▶ **Stored data**
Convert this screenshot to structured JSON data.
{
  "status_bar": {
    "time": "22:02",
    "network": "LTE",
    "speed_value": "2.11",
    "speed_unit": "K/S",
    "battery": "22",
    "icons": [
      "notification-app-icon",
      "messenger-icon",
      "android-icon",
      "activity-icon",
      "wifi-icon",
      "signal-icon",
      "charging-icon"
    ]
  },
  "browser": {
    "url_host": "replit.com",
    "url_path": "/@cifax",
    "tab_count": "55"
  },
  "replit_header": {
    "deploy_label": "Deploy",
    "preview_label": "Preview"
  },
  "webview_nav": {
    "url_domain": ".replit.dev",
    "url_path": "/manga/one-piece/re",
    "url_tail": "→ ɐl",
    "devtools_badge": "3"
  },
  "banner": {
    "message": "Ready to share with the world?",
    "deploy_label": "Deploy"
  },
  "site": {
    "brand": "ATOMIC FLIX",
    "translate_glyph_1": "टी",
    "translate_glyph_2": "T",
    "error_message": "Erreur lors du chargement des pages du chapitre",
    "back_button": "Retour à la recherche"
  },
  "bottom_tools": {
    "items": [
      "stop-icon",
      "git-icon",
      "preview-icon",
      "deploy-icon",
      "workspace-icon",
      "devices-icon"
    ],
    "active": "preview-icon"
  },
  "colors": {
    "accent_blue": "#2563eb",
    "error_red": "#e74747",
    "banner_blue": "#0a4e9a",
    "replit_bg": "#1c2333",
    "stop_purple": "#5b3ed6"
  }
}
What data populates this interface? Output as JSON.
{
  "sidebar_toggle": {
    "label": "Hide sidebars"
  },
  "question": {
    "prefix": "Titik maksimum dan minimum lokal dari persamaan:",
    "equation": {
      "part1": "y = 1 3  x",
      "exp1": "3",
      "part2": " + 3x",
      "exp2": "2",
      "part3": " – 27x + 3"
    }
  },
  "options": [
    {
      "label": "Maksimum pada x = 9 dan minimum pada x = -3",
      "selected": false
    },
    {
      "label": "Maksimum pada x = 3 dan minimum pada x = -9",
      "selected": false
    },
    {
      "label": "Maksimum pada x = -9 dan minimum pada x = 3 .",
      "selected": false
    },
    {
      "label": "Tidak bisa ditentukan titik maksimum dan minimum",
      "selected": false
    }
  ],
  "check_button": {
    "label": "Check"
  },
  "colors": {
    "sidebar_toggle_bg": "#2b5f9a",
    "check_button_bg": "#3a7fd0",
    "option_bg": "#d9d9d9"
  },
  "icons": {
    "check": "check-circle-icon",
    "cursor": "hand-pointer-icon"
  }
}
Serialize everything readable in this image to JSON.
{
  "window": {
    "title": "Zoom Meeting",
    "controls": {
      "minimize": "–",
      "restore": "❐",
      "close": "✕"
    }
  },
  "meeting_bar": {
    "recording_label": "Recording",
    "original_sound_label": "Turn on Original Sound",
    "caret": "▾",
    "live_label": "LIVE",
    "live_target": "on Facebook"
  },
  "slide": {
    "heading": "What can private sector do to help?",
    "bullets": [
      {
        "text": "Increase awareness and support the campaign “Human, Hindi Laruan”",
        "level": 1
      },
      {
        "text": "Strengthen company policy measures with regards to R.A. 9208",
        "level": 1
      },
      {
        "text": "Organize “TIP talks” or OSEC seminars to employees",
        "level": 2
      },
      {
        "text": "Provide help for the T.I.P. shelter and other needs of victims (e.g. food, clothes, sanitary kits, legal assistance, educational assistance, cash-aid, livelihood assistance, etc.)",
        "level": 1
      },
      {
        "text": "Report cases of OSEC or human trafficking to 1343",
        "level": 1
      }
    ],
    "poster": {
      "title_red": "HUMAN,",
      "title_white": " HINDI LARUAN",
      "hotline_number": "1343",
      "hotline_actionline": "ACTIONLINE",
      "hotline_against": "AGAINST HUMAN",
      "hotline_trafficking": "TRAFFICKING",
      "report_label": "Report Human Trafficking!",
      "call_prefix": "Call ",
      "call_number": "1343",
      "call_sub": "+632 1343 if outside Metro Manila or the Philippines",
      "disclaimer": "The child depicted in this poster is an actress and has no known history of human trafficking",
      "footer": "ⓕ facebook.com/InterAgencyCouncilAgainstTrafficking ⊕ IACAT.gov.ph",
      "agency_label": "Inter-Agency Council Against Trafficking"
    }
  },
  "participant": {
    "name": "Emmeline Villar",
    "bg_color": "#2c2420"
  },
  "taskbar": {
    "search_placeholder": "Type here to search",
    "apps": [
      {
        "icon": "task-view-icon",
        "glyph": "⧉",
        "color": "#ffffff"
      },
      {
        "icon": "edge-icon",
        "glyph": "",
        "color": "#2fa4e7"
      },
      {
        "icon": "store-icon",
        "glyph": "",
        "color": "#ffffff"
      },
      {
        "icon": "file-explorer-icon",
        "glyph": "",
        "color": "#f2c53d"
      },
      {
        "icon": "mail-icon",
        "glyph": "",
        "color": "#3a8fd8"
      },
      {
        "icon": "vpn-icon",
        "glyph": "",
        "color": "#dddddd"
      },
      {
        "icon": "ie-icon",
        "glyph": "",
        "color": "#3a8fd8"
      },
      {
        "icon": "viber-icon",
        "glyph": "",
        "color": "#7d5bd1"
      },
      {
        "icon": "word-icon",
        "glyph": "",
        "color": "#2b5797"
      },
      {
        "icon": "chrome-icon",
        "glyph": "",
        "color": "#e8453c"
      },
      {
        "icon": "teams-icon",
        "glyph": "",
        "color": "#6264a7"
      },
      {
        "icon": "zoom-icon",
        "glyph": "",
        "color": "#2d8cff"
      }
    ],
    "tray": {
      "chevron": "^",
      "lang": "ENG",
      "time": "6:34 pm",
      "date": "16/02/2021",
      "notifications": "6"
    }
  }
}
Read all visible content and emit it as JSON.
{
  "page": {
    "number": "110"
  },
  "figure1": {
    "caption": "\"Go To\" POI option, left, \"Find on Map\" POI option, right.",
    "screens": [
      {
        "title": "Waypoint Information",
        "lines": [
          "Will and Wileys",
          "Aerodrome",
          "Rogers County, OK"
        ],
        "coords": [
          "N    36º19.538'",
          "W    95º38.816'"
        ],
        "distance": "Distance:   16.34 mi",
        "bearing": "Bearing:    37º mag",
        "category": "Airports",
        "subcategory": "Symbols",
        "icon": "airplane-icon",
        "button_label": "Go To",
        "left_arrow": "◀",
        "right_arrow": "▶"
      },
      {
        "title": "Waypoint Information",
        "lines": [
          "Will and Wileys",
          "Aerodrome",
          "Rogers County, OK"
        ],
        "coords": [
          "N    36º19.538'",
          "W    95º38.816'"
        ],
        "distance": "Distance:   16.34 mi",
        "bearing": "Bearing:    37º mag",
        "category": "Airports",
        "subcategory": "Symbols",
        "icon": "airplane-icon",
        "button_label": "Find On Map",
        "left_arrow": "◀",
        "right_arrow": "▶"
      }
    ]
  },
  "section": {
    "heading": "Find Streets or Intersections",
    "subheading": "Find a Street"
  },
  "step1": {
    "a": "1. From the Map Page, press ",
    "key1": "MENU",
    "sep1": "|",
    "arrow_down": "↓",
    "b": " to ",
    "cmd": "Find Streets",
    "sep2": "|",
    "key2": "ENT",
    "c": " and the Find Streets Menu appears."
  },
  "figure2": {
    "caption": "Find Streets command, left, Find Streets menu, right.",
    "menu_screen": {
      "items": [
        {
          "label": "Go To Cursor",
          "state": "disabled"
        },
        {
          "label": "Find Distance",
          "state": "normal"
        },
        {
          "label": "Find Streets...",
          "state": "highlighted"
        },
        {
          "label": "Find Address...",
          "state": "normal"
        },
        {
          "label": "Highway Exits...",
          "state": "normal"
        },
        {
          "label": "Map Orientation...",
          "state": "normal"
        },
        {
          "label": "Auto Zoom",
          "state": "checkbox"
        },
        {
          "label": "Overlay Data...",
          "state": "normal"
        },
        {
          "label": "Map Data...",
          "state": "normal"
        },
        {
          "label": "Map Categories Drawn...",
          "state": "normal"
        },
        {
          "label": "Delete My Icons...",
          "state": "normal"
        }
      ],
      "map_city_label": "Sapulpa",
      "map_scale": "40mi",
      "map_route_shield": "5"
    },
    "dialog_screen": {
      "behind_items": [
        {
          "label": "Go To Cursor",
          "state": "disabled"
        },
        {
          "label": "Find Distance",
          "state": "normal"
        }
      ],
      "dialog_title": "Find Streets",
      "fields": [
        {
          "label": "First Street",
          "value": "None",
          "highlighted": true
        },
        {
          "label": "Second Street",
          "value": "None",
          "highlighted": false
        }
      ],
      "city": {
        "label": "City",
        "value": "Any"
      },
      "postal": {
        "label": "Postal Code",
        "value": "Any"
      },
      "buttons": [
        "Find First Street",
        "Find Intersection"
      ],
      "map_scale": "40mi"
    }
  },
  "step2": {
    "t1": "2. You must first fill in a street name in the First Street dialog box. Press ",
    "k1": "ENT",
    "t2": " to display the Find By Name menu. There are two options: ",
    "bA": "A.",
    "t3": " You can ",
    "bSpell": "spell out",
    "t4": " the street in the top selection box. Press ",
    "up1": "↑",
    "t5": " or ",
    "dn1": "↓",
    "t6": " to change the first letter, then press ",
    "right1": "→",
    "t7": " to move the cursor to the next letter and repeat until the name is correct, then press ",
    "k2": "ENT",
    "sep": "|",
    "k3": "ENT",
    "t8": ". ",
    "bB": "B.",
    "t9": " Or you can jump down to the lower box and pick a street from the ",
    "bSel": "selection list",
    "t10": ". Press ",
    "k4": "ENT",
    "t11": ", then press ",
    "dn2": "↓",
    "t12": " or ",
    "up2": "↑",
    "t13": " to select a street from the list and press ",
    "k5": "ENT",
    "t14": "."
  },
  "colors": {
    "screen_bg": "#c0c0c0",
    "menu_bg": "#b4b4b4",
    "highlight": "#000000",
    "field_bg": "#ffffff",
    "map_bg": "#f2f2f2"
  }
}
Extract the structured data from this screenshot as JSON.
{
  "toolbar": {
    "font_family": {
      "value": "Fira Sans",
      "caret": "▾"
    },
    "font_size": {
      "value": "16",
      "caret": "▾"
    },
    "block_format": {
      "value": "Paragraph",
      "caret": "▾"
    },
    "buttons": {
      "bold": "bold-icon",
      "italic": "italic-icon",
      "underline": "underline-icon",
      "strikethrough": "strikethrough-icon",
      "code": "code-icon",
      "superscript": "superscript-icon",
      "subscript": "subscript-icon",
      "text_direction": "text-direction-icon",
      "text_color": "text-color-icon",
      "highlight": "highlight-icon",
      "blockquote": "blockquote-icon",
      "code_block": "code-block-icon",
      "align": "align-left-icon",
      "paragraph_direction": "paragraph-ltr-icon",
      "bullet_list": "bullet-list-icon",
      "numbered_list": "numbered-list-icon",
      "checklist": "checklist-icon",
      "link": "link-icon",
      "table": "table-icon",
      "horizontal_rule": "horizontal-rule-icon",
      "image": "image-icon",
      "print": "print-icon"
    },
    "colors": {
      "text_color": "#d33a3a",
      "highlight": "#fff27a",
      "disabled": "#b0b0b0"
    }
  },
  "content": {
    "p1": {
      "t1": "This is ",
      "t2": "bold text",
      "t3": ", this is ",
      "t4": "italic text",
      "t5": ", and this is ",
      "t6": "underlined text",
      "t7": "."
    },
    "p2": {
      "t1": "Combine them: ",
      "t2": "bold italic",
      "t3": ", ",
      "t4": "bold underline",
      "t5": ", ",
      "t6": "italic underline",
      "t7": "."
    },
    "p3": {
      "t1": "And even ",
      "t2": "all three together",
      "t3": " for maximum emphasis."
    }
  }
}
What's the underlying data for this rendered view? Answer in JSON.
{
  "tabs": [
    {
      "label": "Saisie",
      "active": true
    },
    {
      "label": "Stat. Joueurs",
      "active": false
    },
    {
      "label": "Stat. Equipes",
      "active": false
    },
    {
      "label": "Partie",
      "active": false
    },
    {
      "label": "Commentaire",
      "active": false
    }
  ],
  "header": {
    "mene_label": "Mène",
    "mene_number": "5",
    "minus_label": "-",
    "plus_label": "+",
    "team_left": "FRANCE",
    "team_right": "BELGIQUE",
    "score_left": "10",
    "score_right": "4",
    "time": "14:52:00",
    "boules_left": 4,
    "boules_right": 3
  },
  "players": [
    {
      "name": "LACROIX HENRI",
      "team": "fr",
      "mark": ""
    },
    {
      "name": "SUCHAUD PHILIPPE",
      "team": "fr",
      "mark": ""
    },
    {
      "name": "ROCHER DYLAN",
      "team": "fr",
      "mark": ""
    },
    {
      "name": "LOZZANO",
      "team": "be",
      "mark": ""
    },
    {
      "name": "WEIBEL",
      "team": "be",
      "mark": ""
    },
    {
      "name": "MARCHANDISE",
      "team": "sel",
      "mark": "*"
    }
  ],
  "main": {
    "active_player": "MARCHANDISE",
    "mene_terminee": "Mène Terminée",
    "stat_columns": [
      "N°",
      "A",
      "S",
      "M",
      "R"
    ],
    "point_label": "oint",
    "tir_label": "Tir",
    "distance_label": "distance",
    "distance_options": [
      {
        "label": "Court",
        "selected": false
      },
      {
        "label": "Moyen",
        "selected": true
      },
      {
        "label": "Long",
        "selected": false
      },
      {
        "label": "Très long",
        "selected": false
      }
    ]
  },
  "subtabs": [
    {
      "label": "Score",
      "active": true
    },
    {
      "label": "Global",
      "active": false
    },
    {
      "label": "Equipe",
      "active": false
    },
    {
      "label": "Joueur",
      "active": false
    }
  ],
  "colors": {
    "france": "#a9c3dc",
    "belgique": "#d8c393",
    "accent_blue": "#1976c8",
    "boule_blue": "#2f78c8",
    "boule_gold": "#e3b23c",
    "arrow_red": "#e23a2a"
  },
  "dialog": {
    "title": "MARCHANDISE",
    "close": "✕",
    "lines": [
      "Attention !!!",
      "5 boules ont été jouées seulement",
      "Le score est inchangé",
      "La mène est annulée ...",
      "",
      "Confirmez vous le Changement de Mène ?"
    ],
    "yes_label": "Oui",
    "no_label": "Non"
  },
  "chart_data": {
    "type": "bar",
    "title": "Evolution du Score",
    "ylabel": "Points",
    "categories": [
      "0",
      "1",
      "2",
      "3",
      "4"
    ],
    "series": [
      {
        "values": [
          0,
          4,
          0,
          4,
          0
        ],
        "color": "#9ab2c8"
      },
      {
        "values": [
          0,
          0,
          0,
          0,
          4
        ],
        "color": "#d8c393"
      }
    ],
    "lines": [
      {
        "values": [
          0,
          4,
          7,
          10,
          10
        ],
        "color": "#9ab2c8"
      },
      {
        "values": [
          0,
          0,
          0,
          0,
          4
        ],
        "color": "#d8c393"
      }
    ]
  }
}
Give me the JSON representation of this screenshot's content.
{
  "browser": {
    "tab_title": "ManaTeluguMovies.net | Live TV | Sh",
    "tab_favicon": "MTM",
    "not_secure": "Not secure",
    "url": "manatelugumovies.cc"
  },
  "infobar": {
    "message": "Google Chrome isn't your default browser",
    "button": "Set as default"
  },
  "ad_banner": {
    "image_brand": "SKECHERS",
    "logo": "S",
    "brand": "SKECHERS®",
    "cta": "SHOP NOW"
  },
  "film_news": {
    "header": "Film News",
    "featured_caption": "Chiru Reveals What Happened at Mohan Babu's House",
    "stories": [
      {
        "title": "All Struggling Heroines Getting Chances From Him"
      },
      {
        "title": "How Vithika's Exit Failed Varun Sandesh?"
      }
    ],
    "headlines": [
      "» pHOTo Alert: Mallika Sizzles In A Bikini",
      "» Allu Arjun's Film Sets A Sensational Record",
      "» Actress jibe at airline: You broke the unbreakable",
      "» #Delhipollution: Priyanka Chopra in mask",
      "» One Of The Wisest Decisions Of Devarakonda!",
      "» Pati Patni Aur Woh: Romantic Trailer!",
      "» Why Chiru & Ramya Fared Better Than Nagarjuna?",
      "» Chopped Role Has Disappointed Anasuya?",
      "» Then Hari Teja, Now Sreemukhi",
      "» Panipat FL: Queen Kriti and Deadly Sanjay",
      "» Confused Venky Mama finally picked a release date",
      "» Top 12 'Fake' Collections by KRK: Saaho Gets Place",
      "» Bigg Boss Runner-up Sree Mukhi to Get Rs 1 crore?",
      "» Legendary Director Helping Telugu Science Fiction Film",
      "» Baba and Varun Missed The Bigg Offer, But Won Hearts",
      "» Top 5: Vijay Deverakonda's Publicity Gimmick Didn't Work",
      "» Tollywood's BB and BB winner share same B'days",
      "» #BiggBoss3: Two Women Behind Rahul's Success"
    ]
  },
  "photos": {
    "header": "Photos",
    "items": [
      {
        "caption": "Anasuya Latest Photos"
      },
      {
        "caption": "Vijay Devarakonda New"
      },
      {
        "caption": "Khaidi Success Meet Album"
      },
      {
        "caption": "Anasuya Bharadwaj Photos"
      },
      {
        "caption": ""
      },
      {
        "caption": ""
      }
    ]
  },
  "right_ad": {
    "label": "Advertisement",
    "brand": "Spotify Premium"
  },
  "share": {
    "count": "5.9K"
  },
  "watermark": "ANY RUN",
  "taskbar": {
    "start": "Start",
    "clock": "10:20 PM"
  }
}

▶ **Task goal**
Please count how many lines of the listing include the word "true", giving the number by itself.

▶ **Response for this exercise**
4